Anna’s Woodland Diary

My partner and myself became official custodians of Brant River Wood on the 17th January 2010, exactly seven years ago today. Having looked at many small woodlands across the country, in the end we decided on this one, perhaps because it was near where we live and work, or perhaps because we saw its potential.

We started by taking stock of the wood, basically 7 acres of hybrid Poplar with a few veteran oaks and an understorey of oak and ash. We counted around 12 different species on day one, but as we got to know the wood that increased to 18.

One of the things we wanted to do from the start was to have a collection of British native trees and shrubs. To date we have 40 of the 42 true natives as well as the ‘newer’ natives such as sycamore and larch.

We also wanted to make the woodland more accessible, moving around was difficult to impossible thanks to the tangle of brambles, so we put in some paths and a clearing which helped a lot. We also introduced a more diverse flora by seeding around the edges of the paths and clearing. We hope that this will encourage the insects and therefore small mammals and birds.

For now, we continue to remove hybrid Poplar and to extend the sycamore coppice. In the middle of our clearing we have a beautiful 5 stemmed coppice oak, we use this space for gatherings of family and friends.

It’s a lovely place, full of butterflies, birds, grass snakes, stoats, deer and many other visitors.

Our learning continues, green woodworking, charcoal making, anything woodland related really.

We intend to continue to work on Brant River Wood ’til we can’t anymore, it is our legacy, and labour of love. Please come and visit us, we enjoy meeting like-minded people, to share experiences and hopefully learn new things.


Woodland Management Plan for Brant River Wood


It is clear that heterogeneous landscapes are of great benefit to the environment, able to support more stable and diverse populations of plants and animals. This ideal landscape is in stark contrast to the reality of large areas of monoculture that can still be found in modern forestry and agriculture today. The management plan at Brant River Wood has been geared towards diversifying the existing plantation in order to create a series of habitat fragments and to cause events designed to produce a more dynamic woodland with especially pronounced edge effects.

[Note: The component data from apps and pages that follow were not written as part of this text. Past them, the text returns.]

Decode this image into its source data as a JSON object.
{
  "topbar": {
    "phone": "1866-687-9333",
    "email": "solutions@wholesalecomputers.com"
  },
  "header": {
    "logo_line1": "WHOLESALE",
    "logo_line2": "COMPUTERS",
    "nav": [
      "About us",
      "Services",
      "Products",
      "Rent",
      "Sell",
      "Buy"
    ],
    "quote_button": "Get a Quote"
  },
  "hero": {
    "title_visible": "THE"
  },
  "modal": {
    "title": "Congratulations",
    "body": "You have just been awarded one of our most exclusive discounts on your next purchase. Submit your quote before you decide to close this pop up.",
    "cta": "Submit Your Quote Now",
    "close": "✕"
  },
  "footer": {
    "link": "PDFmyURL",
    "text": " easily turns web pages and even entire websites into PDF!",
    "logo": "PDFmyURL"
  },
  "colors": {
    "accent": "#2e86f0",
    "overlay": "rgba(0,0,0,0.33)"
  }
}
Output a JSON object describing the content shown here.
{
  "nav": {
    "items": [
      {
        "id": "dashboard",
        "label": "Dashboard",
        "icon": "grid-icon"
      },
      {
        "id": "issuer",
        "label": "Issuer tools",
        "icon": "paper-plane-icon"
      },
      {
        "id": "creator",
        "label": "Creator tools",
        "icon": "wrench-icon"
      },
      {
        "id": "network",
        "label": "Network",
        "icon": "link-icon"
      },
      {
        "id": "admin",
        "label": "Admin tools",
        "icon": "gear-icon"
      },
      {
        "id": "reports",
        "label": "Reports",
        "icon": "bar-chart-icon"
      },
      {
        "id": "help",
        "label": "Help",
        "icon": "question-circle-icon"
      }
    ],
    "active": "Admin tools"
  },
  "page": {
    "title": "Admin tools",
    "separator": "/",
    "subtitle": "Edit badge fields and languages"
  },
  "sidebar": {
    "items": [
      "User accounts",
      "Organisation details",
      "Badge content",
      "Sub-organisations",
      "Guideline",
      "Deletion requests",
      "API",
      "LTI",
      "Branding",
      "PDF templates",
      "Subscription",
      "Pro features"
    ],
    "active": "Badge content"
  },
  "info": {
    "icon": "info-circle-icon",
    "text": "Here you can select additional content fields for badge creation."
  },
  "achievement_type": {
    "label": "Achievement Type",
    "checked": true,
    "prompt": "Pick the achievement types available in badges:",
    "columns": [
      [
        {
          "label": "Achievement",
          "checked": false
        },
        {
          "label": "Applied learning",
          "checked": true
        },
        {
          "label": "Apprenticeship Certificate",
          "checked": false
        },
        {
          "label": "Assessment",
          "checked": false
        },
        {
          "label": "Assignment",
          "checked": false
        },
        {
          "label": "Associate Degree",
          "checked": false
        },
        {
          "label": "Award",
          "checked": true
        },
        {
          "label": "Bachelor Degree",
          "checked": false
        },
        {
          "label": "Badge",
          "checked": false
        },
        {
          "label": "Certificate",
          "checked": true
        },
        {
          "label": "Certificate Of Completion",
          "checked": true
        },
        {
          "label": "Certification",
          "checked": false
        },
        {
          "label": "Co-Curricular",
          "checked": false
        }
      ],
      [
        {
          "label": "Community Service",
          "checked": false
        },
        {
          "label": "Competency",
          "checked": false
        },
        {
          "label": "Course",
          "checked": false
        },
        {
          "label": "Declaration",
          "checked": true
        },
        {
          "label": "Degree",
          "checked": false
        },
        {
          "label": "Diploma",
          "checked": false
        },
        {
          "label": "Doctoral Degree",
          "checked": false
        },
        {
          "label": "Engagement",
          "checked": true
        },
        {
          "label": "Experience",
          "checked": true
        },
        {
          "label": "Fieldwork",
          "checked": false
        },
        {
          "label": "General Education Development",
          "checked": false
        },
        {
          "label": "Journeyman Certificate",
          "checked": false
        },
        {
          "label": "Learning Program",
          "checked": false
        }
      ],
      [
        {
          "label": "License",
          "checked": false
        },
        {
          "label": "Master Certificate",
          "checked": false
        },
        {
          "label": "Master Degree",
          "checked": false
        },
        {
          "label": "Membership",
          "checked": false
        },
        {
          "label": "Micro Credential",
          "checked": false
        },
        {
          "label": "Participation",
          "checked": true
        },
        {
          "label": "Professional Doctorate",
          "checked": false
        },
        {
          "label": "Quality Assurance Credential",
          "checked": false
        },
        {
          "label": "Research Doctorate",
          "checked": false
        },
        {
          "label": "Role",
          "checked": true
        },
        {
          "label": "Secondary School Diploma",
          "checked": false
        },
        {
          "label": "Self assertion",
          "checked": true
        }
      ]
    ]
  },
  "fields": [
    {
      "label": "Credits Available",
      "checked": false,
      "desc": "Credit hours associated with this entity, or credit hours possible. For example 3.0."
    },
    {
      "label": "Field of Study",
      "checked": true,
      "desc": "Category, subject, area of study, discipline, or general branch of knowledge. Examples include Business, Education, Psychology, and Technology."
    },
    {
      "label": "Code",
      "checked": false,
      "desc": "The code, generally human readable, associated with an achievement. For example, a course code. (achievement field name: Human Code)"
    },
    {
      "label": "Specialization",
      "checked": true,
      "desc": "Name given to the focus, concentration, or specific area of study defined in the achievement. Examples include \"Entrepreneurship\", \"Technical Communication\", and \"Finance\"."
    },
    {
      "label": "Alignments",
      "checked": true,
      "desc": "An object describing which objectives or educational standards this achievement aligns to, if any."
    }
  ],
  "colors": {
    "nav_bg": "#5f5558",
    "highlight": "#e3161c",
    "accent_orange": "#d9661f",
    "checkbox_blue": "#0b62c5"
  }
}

For example, advantage is being taken of the ecocline between wetland found near the Brant River and the higher ground to the east. The wetland is now being managed as poplar and willow coppice whilst the adjoining woodland is being selectively thinned to allow the succession of native trees and to allow full development of the understorey. Where these two zones meet, everything from standard trees, shrubs, climbers, grasses, herbaceous plants as well as mature canopy are all fully represented. This was not the case just a few years ago when the area was covered with dense, poor quality Poplar with little economic or environmental benefit. The tension between these two different ecosystems is expected to enable a wide variety of edge species to thrive here.

Over the next few years, as the coppice regrows, it is hoped that it will provide dense cover for many species of invertebrates, small mammals and woodland birds.

Ecotone between the wetland near the River (left) and rest of the woodland

In order to maintain and improve the potential of these areas, an ongoing plan is being developed to ensure the woodland continues to offer a wide variety of habitats. As a priority, the cycle of coppicing will continue whilst additional areas of coppice will be created by new plantings of Hazel and by converting existing areas of poor quality woodland. The mature woodland will continue to be thinned, primarily by removing hybrid poplar, whilst native plant species will be introduced where appropriate to further enrich habitat. Additionally, periodic mowing will be carried out to keep scrub and invasive plants at bay thereby allowing a thriving community of grasses and herbaceous plants to emerge.

In the next post, a management plan for the forest floor, herbaceous layer and understorey will be detailed.